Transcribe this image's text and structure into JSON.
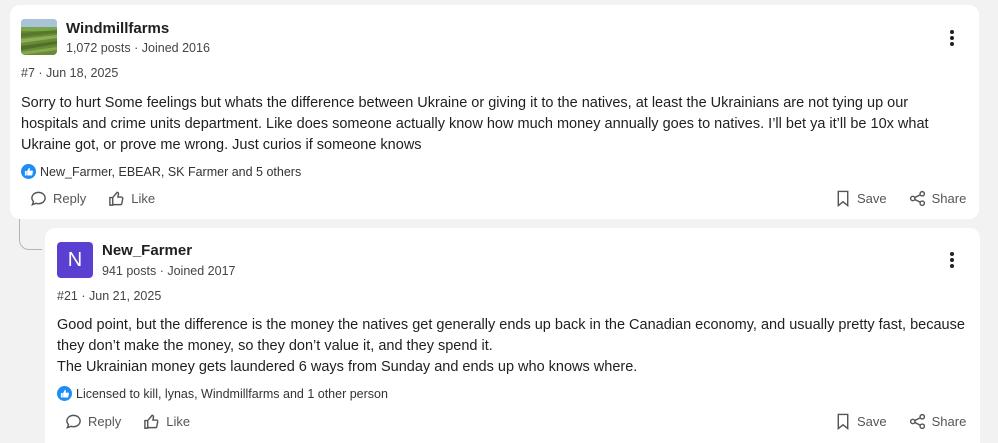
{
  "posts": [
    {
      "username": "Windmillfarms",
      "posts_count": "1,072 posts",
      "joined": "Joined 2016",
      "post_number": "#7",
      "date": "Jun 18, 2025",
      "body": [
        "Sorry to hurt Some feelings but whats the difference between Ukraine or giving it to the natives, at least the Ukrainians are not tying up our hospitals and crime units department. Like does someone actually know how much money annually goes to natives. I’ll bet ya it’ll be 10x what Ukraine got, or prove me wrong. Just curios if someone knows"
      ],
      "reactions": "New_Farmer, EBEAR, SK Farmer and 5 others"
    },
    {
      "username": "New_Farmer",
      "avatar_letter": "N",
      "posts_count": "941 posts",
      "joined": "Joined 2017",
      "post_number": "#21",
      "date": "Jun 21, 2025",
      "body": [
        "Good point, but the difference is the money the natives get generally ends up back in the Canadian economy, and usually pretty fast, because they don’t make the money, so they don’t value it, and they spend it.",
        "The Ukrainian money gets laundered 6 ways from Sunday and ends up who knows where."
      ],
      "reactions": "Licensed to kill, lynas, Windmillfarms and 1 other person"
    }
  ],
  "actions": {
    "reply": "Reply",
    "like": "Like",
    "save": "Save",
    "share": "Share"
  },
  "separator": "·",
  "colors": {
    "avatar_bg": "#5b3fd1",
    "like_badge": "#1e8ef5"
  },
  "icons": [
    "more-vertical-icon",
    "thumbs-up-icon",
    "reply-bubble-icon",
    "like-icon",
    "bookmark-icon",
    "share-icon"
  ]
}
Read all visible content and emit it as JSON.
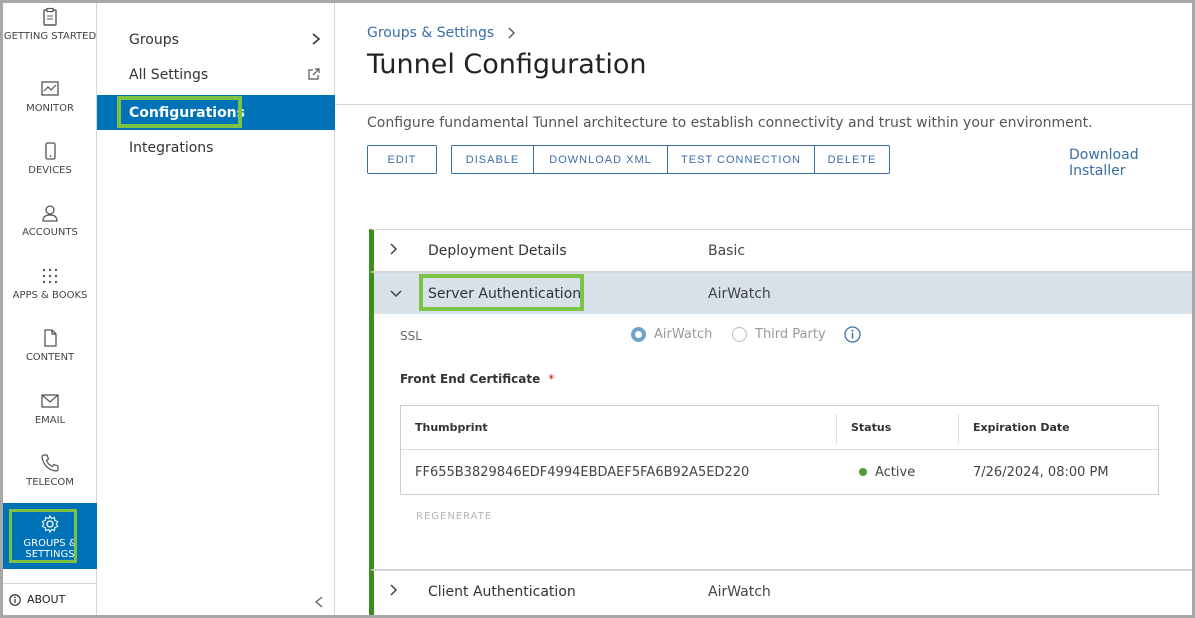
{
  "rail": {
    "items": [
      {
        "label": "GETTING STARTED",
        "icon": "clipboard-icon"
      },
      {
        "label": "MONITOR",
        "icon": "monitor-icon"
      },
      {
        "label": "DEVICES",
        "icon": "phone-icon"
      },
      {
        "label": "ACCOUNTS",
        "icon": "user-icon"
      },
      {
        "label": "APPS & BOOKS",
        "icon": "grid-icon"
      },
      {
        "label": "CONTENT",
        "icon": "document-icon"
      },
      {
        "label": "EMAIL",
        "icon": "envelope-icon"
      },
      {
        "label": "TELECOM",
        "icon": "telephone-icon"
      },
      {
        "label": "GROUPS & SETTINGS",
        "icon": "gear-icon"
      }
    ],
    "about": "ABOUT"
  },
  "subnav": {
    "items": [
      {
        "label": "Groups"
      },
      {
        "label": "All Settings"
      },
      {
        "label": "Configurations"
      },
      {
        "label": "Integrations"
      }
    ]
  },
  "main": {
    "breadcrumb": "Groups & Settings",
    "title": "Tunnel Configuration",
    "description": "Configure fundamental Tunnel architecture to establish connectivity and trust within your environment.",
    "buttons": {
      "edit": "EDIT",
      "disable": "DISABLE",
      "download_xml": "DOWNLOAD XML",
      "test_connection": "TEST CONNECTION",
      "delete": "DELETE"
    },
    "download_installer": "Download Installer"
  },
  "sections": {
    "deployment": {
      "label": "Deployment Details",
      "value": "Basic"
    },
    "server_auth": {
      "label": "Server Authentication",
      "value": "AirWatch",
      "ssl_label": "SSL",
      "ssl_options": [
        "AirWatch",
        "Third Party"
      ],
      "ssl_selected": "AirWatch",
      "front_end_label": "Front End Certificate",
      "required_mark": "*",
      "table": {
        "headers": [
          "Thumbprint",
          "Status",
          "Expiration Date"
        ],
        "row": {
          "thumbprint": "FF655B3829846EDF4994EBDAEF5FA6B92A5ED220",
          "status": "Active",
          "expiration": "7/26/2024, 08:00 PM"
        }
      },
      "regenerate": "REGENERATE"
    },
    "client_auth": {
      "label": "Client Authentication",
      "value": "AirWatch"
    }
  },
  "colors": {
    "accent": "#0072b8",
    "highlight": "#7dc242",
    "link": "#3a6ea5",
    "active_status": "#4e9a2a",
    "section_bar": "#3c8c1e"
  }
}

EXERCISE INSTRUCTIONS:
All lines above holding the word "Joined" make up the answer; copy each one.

WRITTEN REPLY:
      "joined": "Joined 2016",
      "joined": "Joined 2017",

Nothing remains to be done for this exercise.